I bumped into Rick Massimo of I Got a Song in a nearby Thai restaurant at the 2017 Brooklyn Folk Festival. We chatted about our folk passion, and I attended his workshop in which he presented a lively discussion about the changes in the folk landscape extending back to the 1960s and as any good folkie knows the Newport Folk Festival has some serious historical value when it comes to how the public perceive folk music.

As the major folk event of the 1960s the Newport Folk Festival is usually remembered as the moment when the darling of the folk world Bob Dylan went electric. Of course there are many myths to the event, but the politics are still raw today, and any book about the folk revival cannot ignore this moment as the commercial world taking a bit out of the folk apple.  Questions still abound about the why and how the result of this moment and few books penetrate the surface of the debate, but many must at least attempt it. 

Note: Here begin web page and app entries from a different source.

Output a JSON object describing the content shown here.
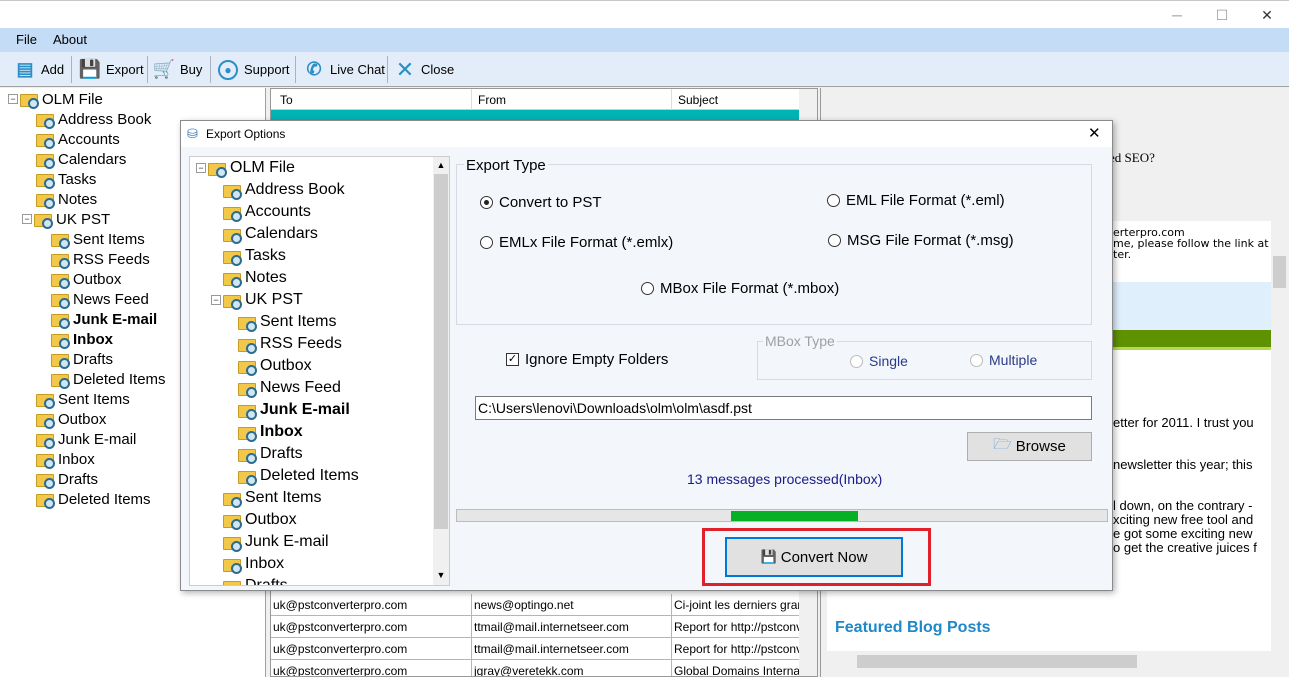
{
  "window": {
    "minimize": "─",
    "maximize": "☐",
    "close": "✕"
  },
  "menu": [
    "File",
    "About"
  ],
  "toolbar": [
    {
      "label": "Add",
      "icon": "add-file-icon"
    },
    {
      "label": "Export",
      "icon": "floppy-icon"
    },
    {
      "label": "Buy",
      "icon": "cart-icon"
    },
    {
      "label": "Support",
      "icon": "user-support-icon"
    },
    {
      "label": "Live Chat",
      "icon": "phone-icon"
    },
    {
      "label": "Close",
      "icon": "close-x-icon"
    }
  ],
  "tree": {
    "root": "OLM File",
    "items": [
      "Address Book",
      "Accounts",
      "Calendars",
      "Tasks",
      "Notes"
    ],
    "pst": "UK PST",
    "pst_items": [
      "Sent Items",
      "RSS Feeds",
      "Outbox",
      "News Feed",
      "Junk E-mail",
      "Inbox",
      "Drafts",
      "Deleted Items"
    ],
    "after": [
      "Sent Items",
      "Outbox",
      "Junk E-mail",
      "Inbox",
      "Drafts",
      "Deleted Items"
    ]
  },
  "mail": {
    "headers": [
      "To",
      "From",
      "Subject"
    ],
    "rows": [
      [
        "uk@pstconverterpro.com",
        "news@optingo.net",
        "Ci-joint les derniers grands"
      ],
      [
        "uk@pstconverterpro.com",
        "ttmail@mail.internetseer.com",
        "Report for http://pstconve"
      ],
      [
        "uk@pstconverterpro.com",
        "ttmail@mail.internetseer.com",
        "Report for http://pstconve"
      ],
      [
        "uk@pstconverterpro.com",
        "jgray@veretekk.com",
        "Global Domains Internation"
      ]
    ]
  },
  "preview": {
    "heading_fragment": "nged SEO?",
    "lines": [
      "erterpro.com",
      "me, please follow the link at",
      "ter."
    ],
    "body": [
      "etter for 2011. I trust you",
      "newsletter this year; this",
      "l down, on the contrary -",
      "xciting new free tool and",
      "e got some exciting new",
      "o get the creative juices f"
    ],
    "featured": "Featured Blog Posts",
    "band_color": "#5f9200"
  },
  "dialog": {
    "title": "Export Options",
    "close": "✕",
    "tree_after": [
      "Sent Items",
      "Outbox",
      "Junk E-mail",
      "Inbox",
      "Drafts"
    ],
    "export_type": "Export Type",
    "options": {
      "pst": "Convert to PST",
      "eml": "EML File  Format (*.eml)",
      "emlx": "EMLx File  Format (*.emlx)",
      "msg": "MSG File Format (*.msg)",
      "mbox": "MBox File Format (*.mbox)"
    },
    "selected": "pst",
    "ignore_empty": "Ignore Empty Folders",
    "ignore_checked": true,
    "mbox_type": "MBox Type",
    "single": "Single",
    "multiple": "Multiple",
    "path": "C:\\Users\\lenovi\\Downloads\\olm\\olm\\asdf.pst",
    "browse": "Browse",
    "status": "13 messages processed(Inbox)",
    "convert": "Convert Now",
    "highlight_color": "#e0202a"
  }
}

I Got A Song is a fascinating read as it both educational and entertaining. Two terms that seem inseparable to what a folk event should never forget, but in some part seem to missing from how it's being managed today. Some parts of the book I skipped over, such as those that went into the minutiae of the relationships of the various memory agents and bookers who control this platform. Other parts are very revealing in unexpected ways as Jim James, a regular performer now, waxes lyrical about what the festival symbolizes, and I couldn't help but notice that he is also on the board for selecting artists. I'm sure this is problematic in more ways than one. 

Tickets sell out fast these days, and it has become fashionable and successful, and as the book explains there is a new audience now as some of the old folks seem to dislike successful things. Really? Maybe that'd like to go to something that is less commercial? Maybe more educational?  Maybe you should have a read yourself and let me know you thoughts. Thanks Rick Massimo for taking on this difficult topic and providing us with grist for the mill.